Logistic Regression
Provides the following unique features:
• Hosmer-Lemeshow test of goodness of fit for the model
• Stepwise analyses
• Contrasts to define model parameterization
• Alternative cut points for classification
• Classification plots
• Model fitted on one set of cases to a held-out set of cases
• Saves predictions, residuals, and influence statistics
Multinomial Logistic Regression
Provides the following unique features:
• Pearson and deviance chi-square tests for goodness of fit of the model
• Specification of subpopulations for grouping of data for goodness-of-fit tests
• Listing of counts, predicted counts, and residuals by subpopulations
• Correction of variance estimates for over-dispersion
• Covariance matrix of the parameter estimates
• Tests of linear combinations of parameters
• Explicit specification of nested models
• Fit 1-1 matched conditional logistic regression models using differenced variables
Notes:
• Both of these procedures fit a model for binary data that is a generalized linear model with a binomial distribution and logit link function.
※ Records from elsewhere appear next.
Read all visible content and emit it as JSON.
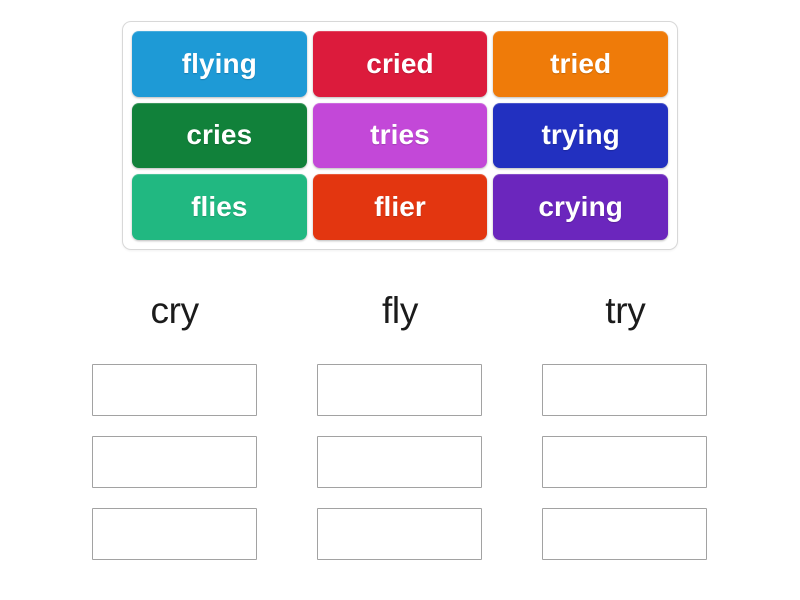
{
  "activity": {
    "type": "group-sort",
    "word_bank": {
      "tiles": [
        {
          "label": "flying",
          "color": "#1e9ad6"
        },
        {
          "label": "cried",
          "color": "#dc1b3c"
        },
        {
          "label": "tried",
          "color": "#ef7b09"
        },
        {
          "label": "cries",
          "color": "#11813a"
        },
        {
          "label": "tries",
          "color": "#c348d8"
        },
        {
          "label": "trying",
          "color": "#2230c0"
        },
        {
          "label": "flies",
          "color": "#21b881"
        },
        {
          "label": "flier",
          "color": "#e33610"
        },
        {
          "label": "crying",
          "color": "#6b26bd"
        }
      ]
    },
    "categories": [
      {
        "label": "cry",
        "slots": [
          "",
          "",
          ""
        ]
      },
      {
        "label": "fly",
        "slots": [
          "",
          "",
          ""
        ]
      },
      {
        "label": "try",
        "slots": [
          "",
          "",
          ""
        ]
      }
    ],
    "colors": {
      "page_background": "#ffffff",
      "container_border": "#d8d8d8",
      "drop_zone_border": "#a2a2a2",
      "header_text": "#1b1b1b",
      "tile_text": "#ffffff"
    }
  }
}
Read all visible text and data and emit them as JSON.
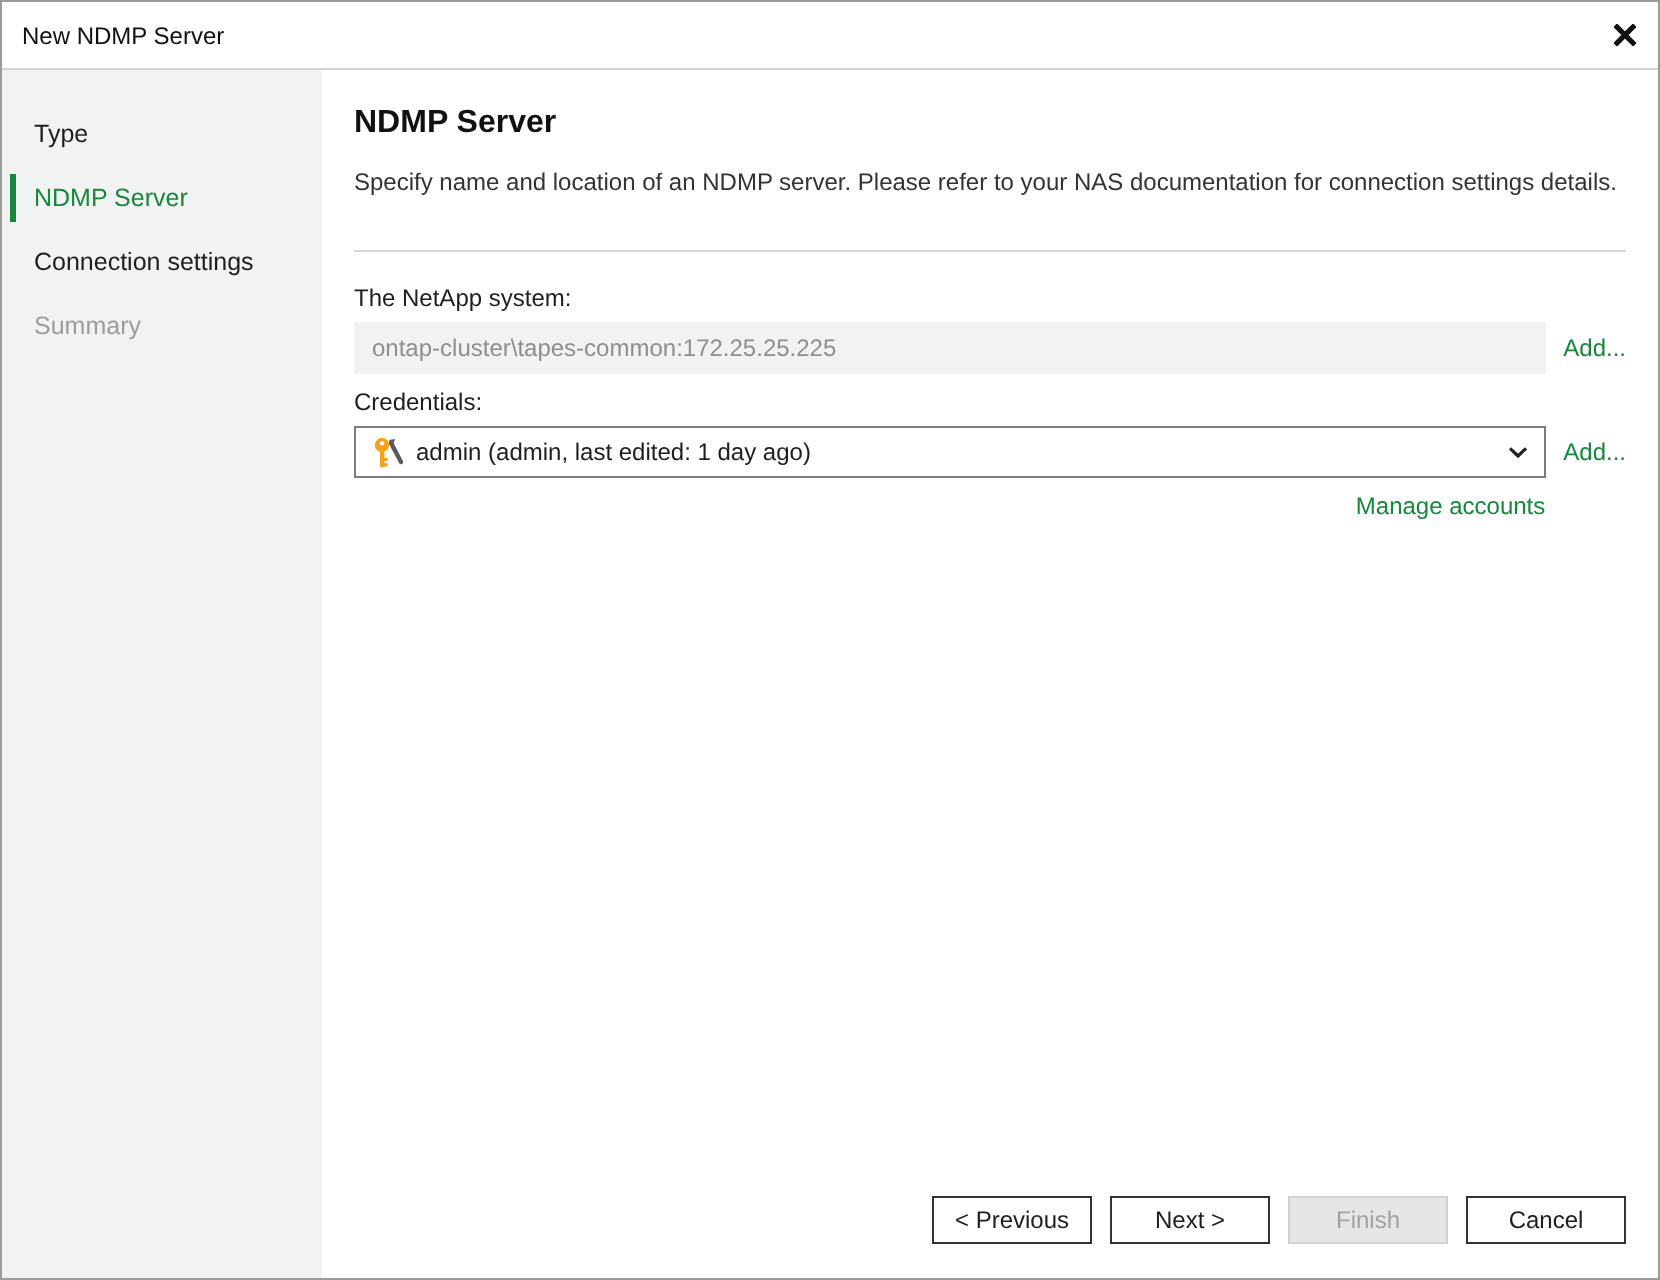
{
  "window": {
    "title": "New NDMP Server"
  },
  "sidebar": {
    "steps": [
      {
        "label": "Type",
        "selected": false,
        "disabled": false
      },
      {
        "label": "NDMP Server",
        "selected": true,
        "disabled": false
      },
      {
        "label": "Connection settings",
        "selected": false,
        "disabled": false
      },
      {
        "label": "Summary",
        "selected": false,
        "disabled": true
      }
    ]
  },
  "page": {
    "title": "NDMP Server",
    "description": "Specify name and location of an NDMP server. Please refer to your NAS documentation for connection settings details."
  },
  "form": {
    "fields": [
      {
        "kind": "text",
        "label": "The NetApp system:",
        "value": "ontap-cluster\\tapes-common:172.25.25.225",
        "disabled": true,
        "link": "Add..."
      },
      {
        "kind": "dropdown",
        "label": "Credentials:",
        "value": "admin (admin, last edited: 1 day ago)",
        "disabled": false,
        "link": "Add...",
        "sublink": "Manage accounts"
      }
    ]
  },
  "buttons": [
    {
      "label": "< Previous",
      "disabled": false
    },
    {
      "label": "Next >",
      "disabled": false
    },
    {
      "label": "Finish",
      "disabled": true
    },
    {
      "label": "Cancel",
      "disabled": false
    }
  ]
}
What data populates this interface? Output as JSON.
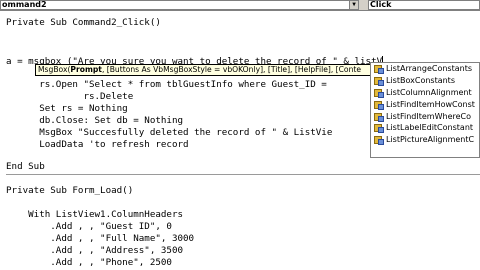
{
  "toolbar": {
    "object_combo": "ommand2",
    "procedure_combo": "Click"
  },
  "code_lines": [
    "Private Sub Command2_Click()",
    "",
    "a = msgbox (\"Are you sure you want to delete the record of \" & listV",
    "",
    "      rs.Open \"Select * from tblGuestInfo where Guest_ID =",
    "              rs.Delete",
    "      Set rs = Nothing",
    "      db.Close: Set db = Nothing",
    "      MsgBox \"Succesfully deleted the record of \" & ListVie",
    "      LoadData 'to refresh record",
    "",
    "",
    "End Sub",
    "",
    "Private Sub Form_Load()",
    "",
    "    With ListView1.ColumnHeaders",
    "        .Add , , \"Guest ID\", 0",
    "        .Add , , \"Full Name\", 3000",
    "        .Add , , \"Address\", 3500",
    "        .Add , , \"Phone\", 2500"
  ],
  "tooltip": {
    "prefix": "MsgBox(",
    "bold_param": "Prompt",
    "rest": ", [Buttons As VbMsgBoxStyle = vbOKOnly], [Title], [HelpFile], [Conte"
  },
  "autocomplete": {
    "items": [
      "ListArrangeConstants",
      "ListBoxConstants",
      "ListColumnAlignment",
      "ListFindItemHowConst",
      "ListFindItemWhereCo",
      "ListLabelEditConstant",
      "ListPictureAlignmentC"
    ],
    "item_icon": "enum-icon",
    "highlight_color": "#ffffe1"
  }
}
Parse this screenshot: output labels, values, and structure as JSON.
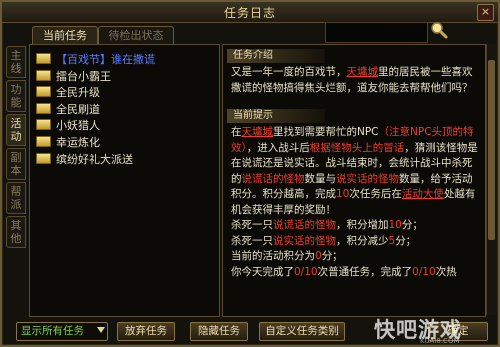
{
  "window": {
    "title": "任务日志",
    "close_glyph": "×"
  },
  "tabs": [
    {
      "label": "当前任务"
    },
    {
      "label": "待检出状态"
    }
  ],
  "side_tabs": [
    {
      "label": "主线"
    },
    {
      "label": "功能"
    },
    {
      "label": "活动"
    },
    {
      "label": "副本"
    },
    {
      "label": "帮派"
    },
    {
      "label": "其他"
    }
  ],
  "search": {
    "value": "",
    "placeholder": ""
  },
  "quests": [
    {
      "label": "【百戏节】谁在撒谎"
    },
    {
      "label": "擂台小霸王"
    },
    {
      "label": "全民升级"
    },
    {
      "label": "全民刷道"
    },
    {
      "label": "小妖猎人"
    },
    {
      "label": "幸运炼化"
    },
    {
      "label": "缤纷好礼大派送"
    }
  ],
  "detail": {
    "intro_header": "任务介绍",
    "intro": {
      "p1": "又是一年一度的百戏节，",
      "npc": "天墉城",
      "p2": "里的居民被一些喜欢撒谎的怪物搞得焦头烂额，道友你能去帮帮他们吗？"
    },
    "tips_header": "当前提示",
    "tips": {
      "s1": "在",
      "npc": "天墉城",
      "s2": "里找到需要帮忙的NPC",
      "note": "（注意NPC头顶的特效）",
      "s3": "，进入战斗后",
      "hint": "根据怪物头上的冒话",
      "s4": "，猜测该怪物是在说谎还是说实话。战斗结束时，会统计战斗中杀死的",
      "liar1": "说谎话的怪物",
      "s5": "数量与",
      "truth1": "说实话的怪物",
      "s6": "数量，给予活动积分。积分越高，完成",
      "count": "10",
      "s7": "次任务后在",
      "envoy": "活动大使",
      "s8": "处越有机会获得丰厚的奖励！",
      "r1a": "杀死一只",
      "r1b": "说谎话的怪物",
      "r1c": "，积分增加",
      "r1v": "10",
      "r1d": "分；",
      "r2a": "杀死一只",
      "r2b": "说实话的怪物",
      "r2c": "，积分减少",
      "r2v": "5",
      "r2d": "分；",
      "score_a": "当前的活动积分为",
      "score_v": "0",
      "score_b": "分；",
      "done_a": "你今天完成了",
      "done_v1": "0/10",
      "done_b": "次普通任务，完成了",
      "done_v2": "0/10",
      "done_c": "次热"
    }
  },
  "buttons": {
    "filter": "显示所有任务",
    "abandon": "放弃任务",
    "hide": "隐藏任务",
    "custom": "自定义任务类别",
    "confirm": "确定"
  },
  "watermark": {
    "brand": "快吧游戏",
    "url": "KUAI8.COM"
  },
  "colors": {
    "highlight": "#f03c2a",
    "selected_item": "#5b7dff",
    "filter_text": "#7fd34a",
    "gold": "#e9d49a"
  }
}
If a different link function is more appropriate for your data, then you should use the Generalized Linear Models procedure.
• If you have repeated measurements of binary data, or records that are otherwise correlated, then you should consider the Generalized Linear Mixed Models or Generalized Estimating Equations procedures.